**Work required:** Copy every record exactly, leaving the pictures out.

[Records from a collection]
· · · · · · ·

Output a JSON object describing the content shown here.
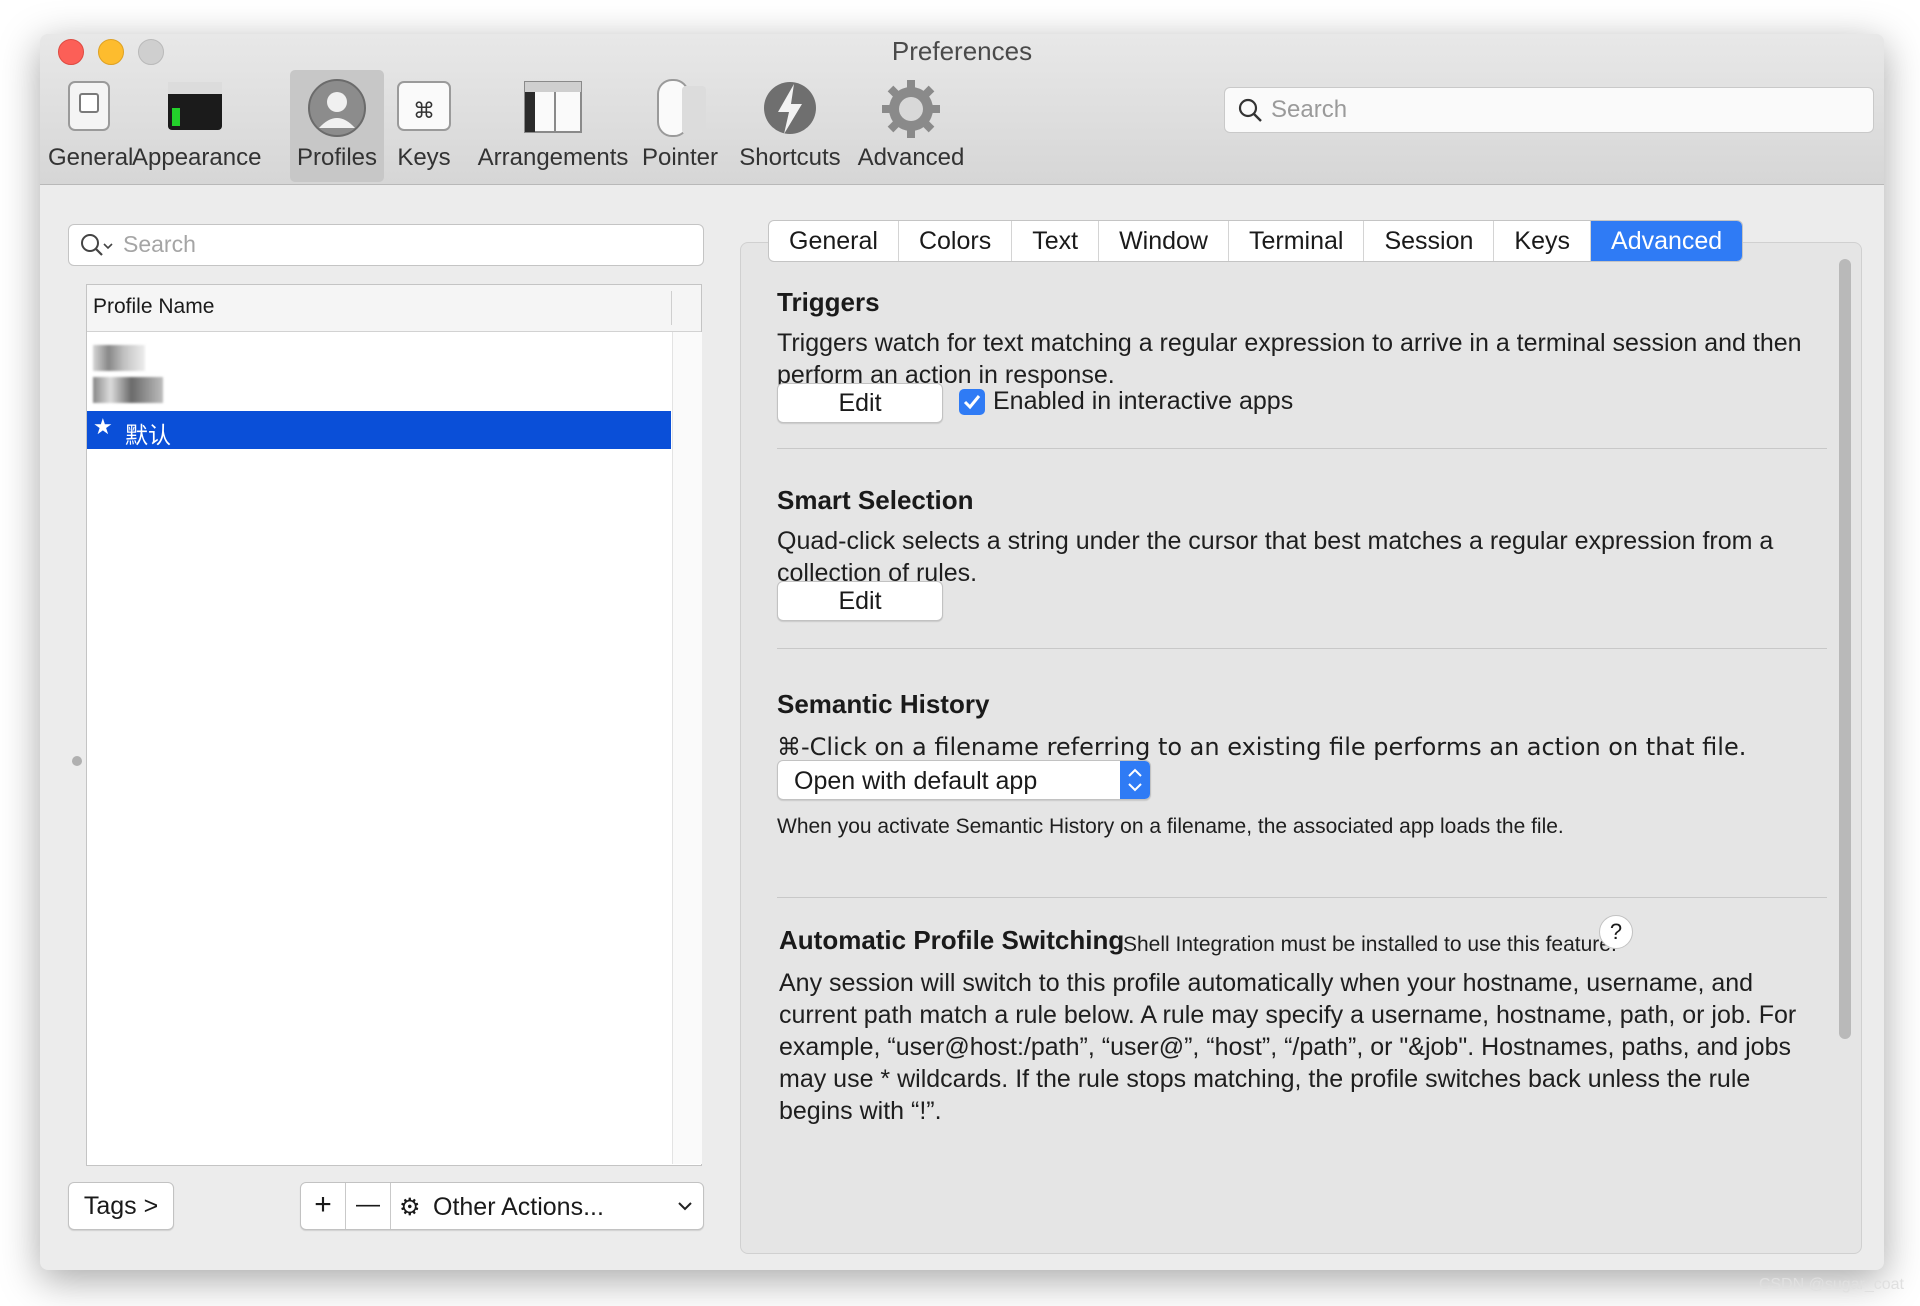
{
  "window": {
    "title": "Preferences"
  },
  "toolbar": {
    "items": [
      {
        "label": "General",
        "icon": "general-switch-icon"
      },
      {
        "label": "Appearance",
        "icon": "appearance-terminal-icon"
      },
      {
        "label": "Profiles",
        "icon": "person-silhouette-icon",
        "active": true
      },
      {
        "label": "Keys",
        "icon": "command-key-icon"
      },
      {
        "label": "Arrangements",
        "icon": "window-arrangement-icon"
      },
      {
        "label": "Pointer",
        "icon": "mouse-icon"
      },
      {
        "label": "Shortcuts",
        "icon": "lightning-bolt-icon"
      },
      {
        "label": "Advanced",
        "icon": "gear-icon"
      }
    ],
    "search_placeholder": "Search"
  },
  "profiles": {
    "search_placeholder": "Search",
    "column_header": "Profile Name",
    "rows": [
      {
        "label": "",
        "blurred": true
      },
      {
        "label": "",
        "blurred": true
      },
      {
        "label": "默认",
        "starred": true,
        "selected": true
      }
    ],
    "tags_button": "Tags >",
    "add_button": "+",
    "remove_button": "—",
    "other_actions": "Other Actions..."
  },
  "tabs": [
    "General",
    "Colors",
    "Text",
    "Window",
    "Terminal",
    "Session",
    "Keys",
    "Advanced"
  ],
  "active_tab": "Advanced",
  "triggers": {
    "title": "Triggers",
    "desc": "Triggers watch for text matching a regular expression to arrive in a terminal session and then perform an action in response.",
    "edit": "Edit",
    "checkbox_label": "Enabled in interactive apps",
    "checked": true
  },
  "smart_selection": {
    "title": "Smart Selection",
    "desc": "Quad-click selects a string under the cursor that best matches a regular expression from a collection of rules.",
    "edit": "Edit"
  },
  "semantic_history": {
    "title": "Semantic History",
    "desc": "⌘-Click on a filename referring to an existing file performs an action on that file.",
    "selected": "Open with default app",
    "note": "When you activate Semantic History on a filename, the associated app loads the file."
  },
  "auto_switching": {
    "title": "Automatic Profile Switching",
    "note": "Shell Integration must be installed to use this feature.",
    "help": "?",
    "desc": "Any session will switch to this profile automatically when your hostname, username, and current path match a rule below. A rule may specify a username, hostname, path, or job. For example, “user@host:/path”, “user@”, “host”, “/path”, or \"&job\". Hostnames, paths, and jobs may use * wildcards. If the rule stops matching, the profile switches back unless the rule begins with “!”."
  },
  "watermark": "CSDN @sugar_coat",
  "colors": {
    "accent": "#2f7bf5",
    "selection": "#0a4fd8"
  }
}
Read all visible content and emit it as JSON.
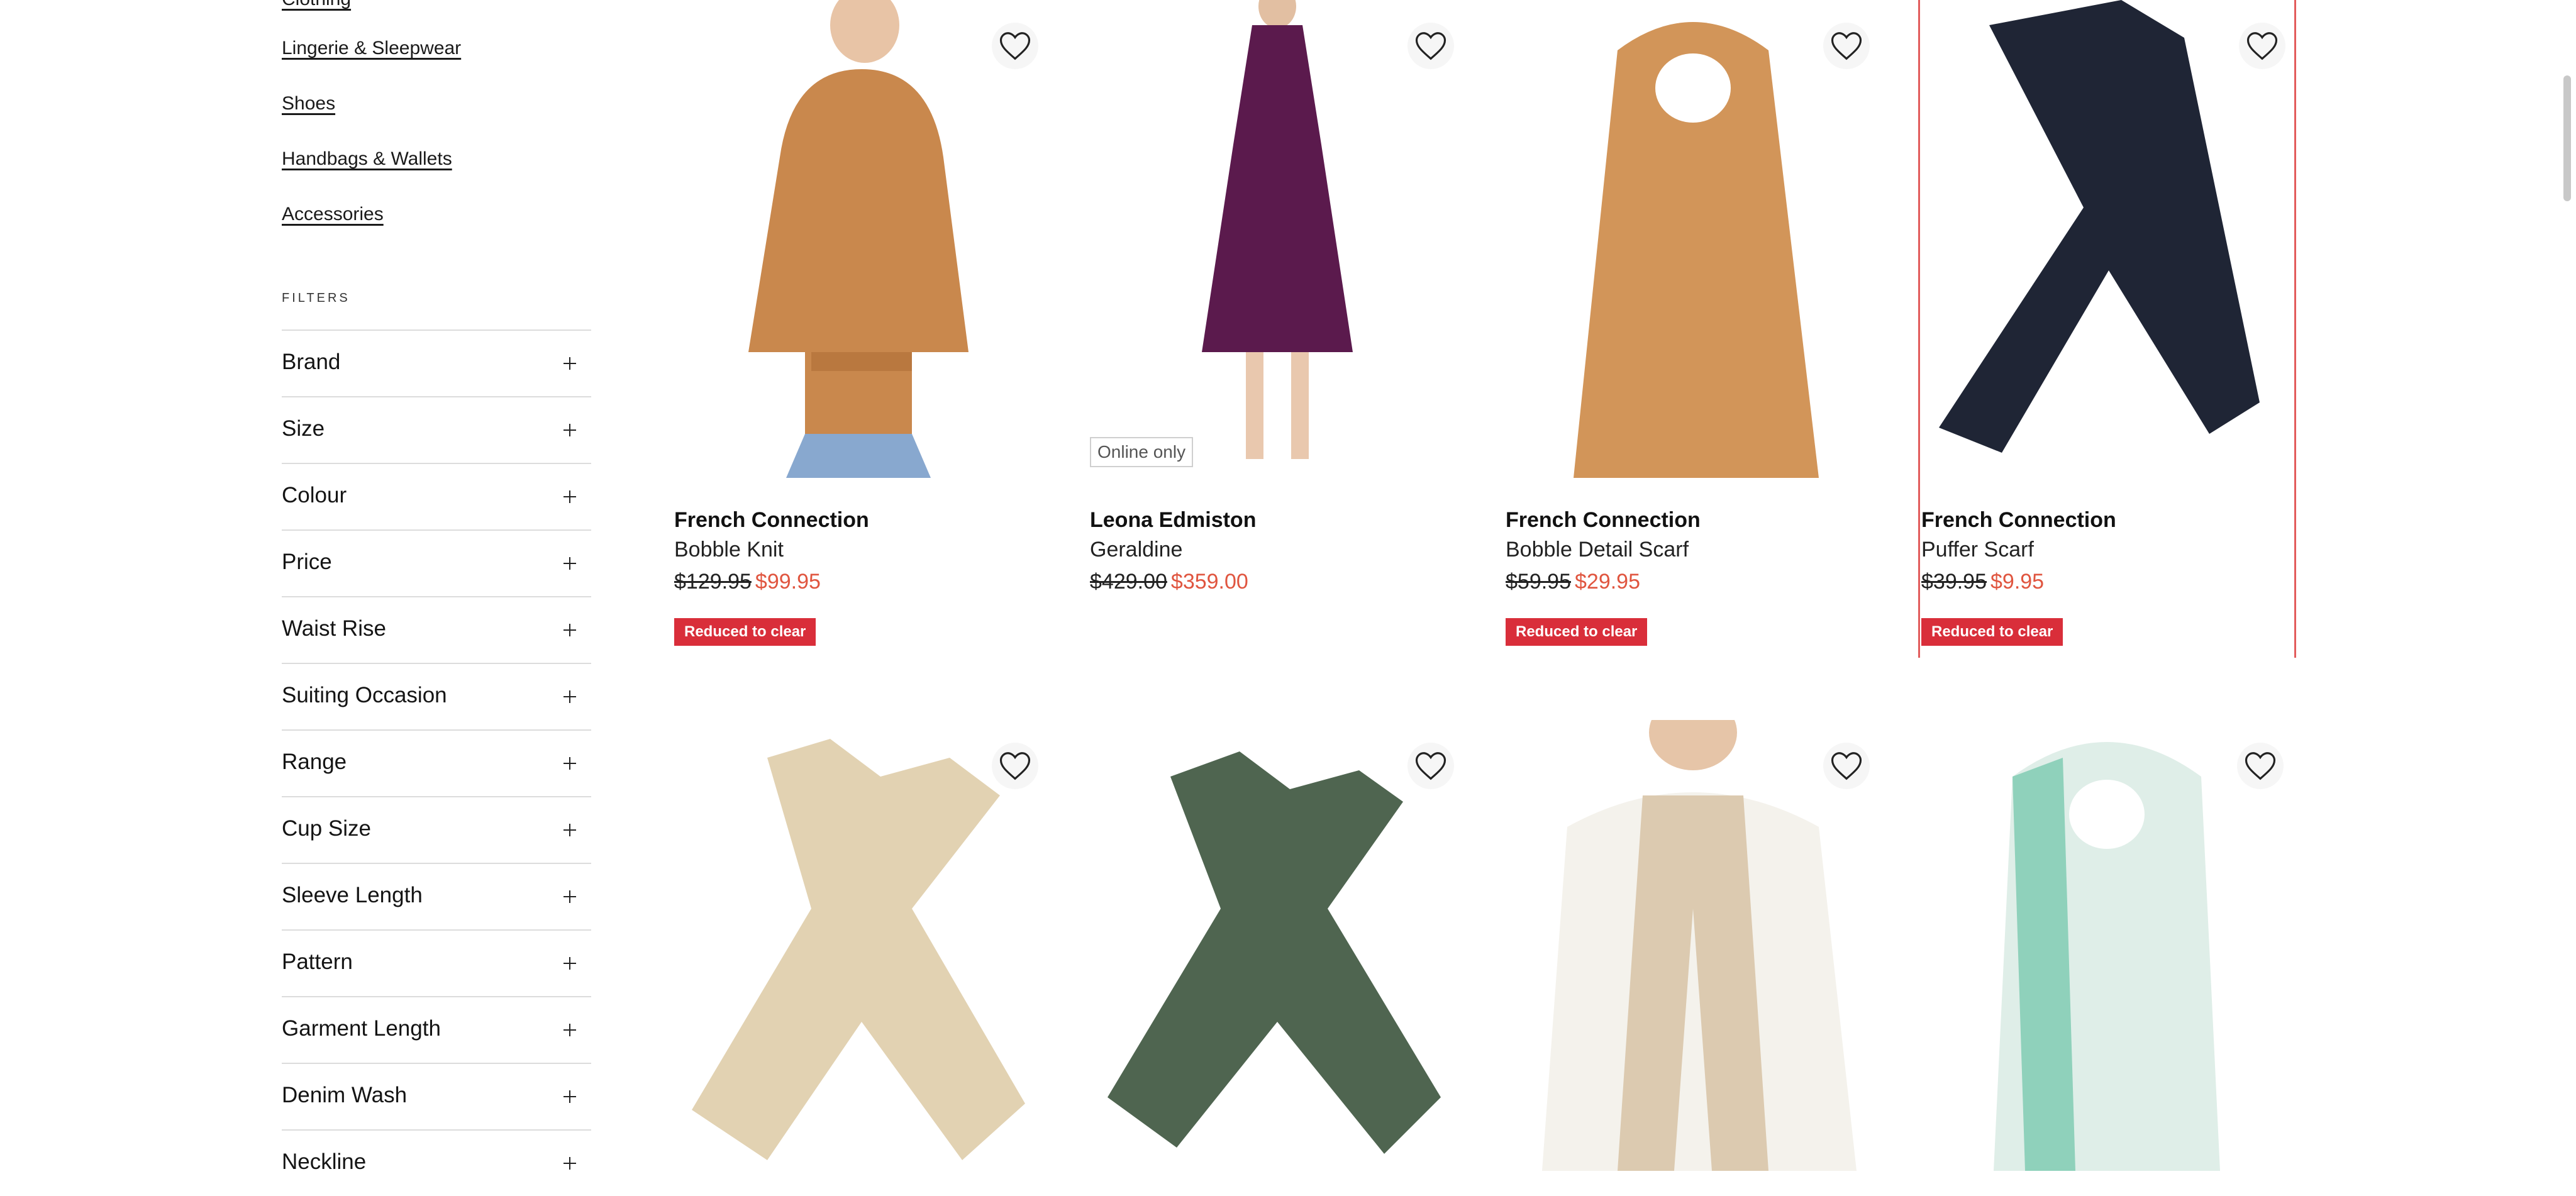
{
  "categories": [
    {
      "label": "Clothing"
    },
    {
      "label": "Lingerie & Sleepwear"
    },
    {
      "label": "Shoes"
    },
    {
      "label": "Handbags & Wallets"
    },
    {
      "label": "Accessories"
    }
  ],
  "filters": {
    "heading": "FILTERS",
    "items": [
      {
        "label": "Brand"
      },
      {
        "label": "Size"
      },
      {
        "label": "Colour"
      },
      {
        "label": "Price"
      },
      {
        "label": "Waist Rise"
      },
      {
        "label": "Suiting Occasion"
      },
      {
        "label": "Range"
      },
      {
        "label": "Cup Size"
      },
      {
        "label": "Sleeve Length"
      },
      {
        "label": "Pattern"
      },
      {
        "label": "Garment Length"
      },
      {
        "label": "Denim Wash"
      },
      {
        "label": "Neckline"
      }
    ]
  },
  "products": [
    {
      "brand": "French Connection",
      "name": "Bobble Knit",
      "was_price": "$129.95",
      "now_price": "$99.95",
      "badge": "Reduced to clear"
    },
    {
      "brand": "Leona Edmiston",
      "name": "Geraldine",
      "was_price": "$429.00",
      "now_price": "$359.00",
      "tag": "Online only"
    },
    {
      "brand": "French Connection",
      "name": "Bobble Detail Scarf",
      "was_price": "$59.95",
      "now_price": "$29.95",
      "badge": "Reduced to clear"
    },
    {
      "brand": "French Connection",
      "name": "Puffer Scarf",
      "was_price": "$39.95",
      "now_price": "$9.95",
      "badge": "Reduced to clear"
    }
  ],
  "colors": {
    "sale_price": "#e0553f",
    "badge_bg": "#d92e3a",
    "highlight_border": "#e25c5c"
  }
}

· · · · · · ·

**Output:**
Output a JSON object describing the content shown here.
{
  "window": {
    "title": "Preferences"
  },
  "toolbar": {
    "items": [
      {
        "label": "General",
        "icon": "general-switch-icon"
      },
      {
        "label": "Appearance",
        "icon": "appearance-terminal-icon"
      },
      {
        "label": "Profiles",
        "icon": "person-silhouette-icon",
        "active": true
      },
      {
        "label": "Keys",
        "icon": "command-key-icon"
      },
      {
        "label": "Arrangements",
        "icon": "window-arrangement-icon"
      },
      {
        "label": "Pointer",
        "icon": "mouse-icon"
      },
      {
        "label": "Shortcuts",
        "icon": "lightning-bolt-icon"
      },
      {
        "label": "Advanced",
        "icon": "gear-icon"
      }
    ],
    "search_placeholder": "Search"
  },
  "profiles": {
    "search_placeholder": "Search",
    "column_header": "Profile Name",
    "rows": [
      {
        "label": "",
        "blurred": true
      },
      {
        "label": "",
        "blurred": true
      },
      {
        "label": "默认",
        "starred": true,
        "selected": true
      }
    ],
    "tags_button": "Tags >",
    "add_button": "+",
    "remove_button": "—",
    "other_actions": "Other Actions..."
  },
  "tabs": [
    "General",
    "Colors",
    "Text",
    "Window",
    "Terminal",
    "Session",
    "Keys",
    "Advanced"
  ],
  "active_tab": "Advanced",
  "triggers": {
    "title": "Triggers",
    "desc": "Triggers watch for text matching a regular expression to arrive in a terminal session and then perform an action in response.",
    "edit": "Edit",
    "checkbox_label": "Enabled in interactive apps",
    "checked": true
  },
  "smart_selection": {
    "title": "Smart Selection",
    "desc": "Quad-click selects a string under the cursor that best matches a regular expression from a collection of rules.",
    "edit": "Edit"
  },
  "semantic_history": {
    "title": "Semantic History",
    "desc": "⌘-Click on a filename referring to an existing file performs an action on that file.",
    "selected": "Open with default app",
    "note": "When you activate Semantic History on a filename, the associated app loads the file."
  },
  "auto_switching": {
    "title": "Automatic Profile Switching",
    "note": "Shell Integration must be installed to use this feature.",
    "help": "?",
    "desc": "Any session will switch to this profile automatically when your hostname, username, and current path match a rule below. A rule may specify a username, hostname, path, or job. For example, “user@host:/path”, “user@”, “host”, “/path”, or \"&job\". Hostnames, paths, and jobs may use * wildcards. If the rule stops matching, the profile switches back unless the rule begins with “!”."
  },
  "watermark": "CSDN @sugar_coat",
  "colors": {
    "accent": "#2f7bf5",
    "selection": "#0a4fd8"
  }
}
Read all visible content and emit it as JSON.
{
  "categories": [
    {
      "label": "Clothing"
    },
    {
      "label": "Lingerie & Sleepwear"
    },
    {
      "label": "Shoes"
    },
    {
      "label": "Handbags & Wallets"
    },
    {
      "label": "Accessories"
    }
  ],
  "filters": {
    "heading": "FILTERS",
    "items": [
      {
        "label": "Brand"
      },
      {
        "label": "Size"
      },
      {
        "label": "Colour"
      },
      {
        "label": "Price"
      },
      {
        "label": "Waist Rise"
      },
      {
        "label": "Suiting Occasion"
      },
      {
        "label": "Range"
      },
      {
        "label": "Cup Size"
      },
      {
        "label": "Sleeve Length"
      },
      {
        "label": "Pattern"
      },
      {
        "label": "Garment Length"
      },
      {
        "label": "Denim Wash"
      },
      {
        "label": "Neckline"
      }
    ]
  },
  "products": [
    {
      "brand": "French Connection",
      "name": "Bobble Knit",
      "was_price": "$129.95",
      "now_price": "$99.95",
      "badge": "Reduced to clear"
    },
    {
      "brand": "Leona Edmiston",
      "name": "Geraldine",
      "was_price": "$429.00",
      "now_price": "$359.00",
      "tag": "Online only"
    },
    {
      "brand": "French Connection",
      "name": "Bobble Detail Scarf",
      "was_price": "$59.95",
      "now_price": "$29.95",
      "badge": "Reduced to clear"
    },
    {
      "brand": "French Connection",
      "name": "Puffer Scarf",
      "was_price": "$39.95",
      "now_price": "$9.95",
      "badge": "Reduced to clear"
    }
  ],
  "colors": {
    "sale_price": "#e0553f",
    "badge_bg": "#d92e3a",
    "highlight_border": "#e25c5c"
  }
}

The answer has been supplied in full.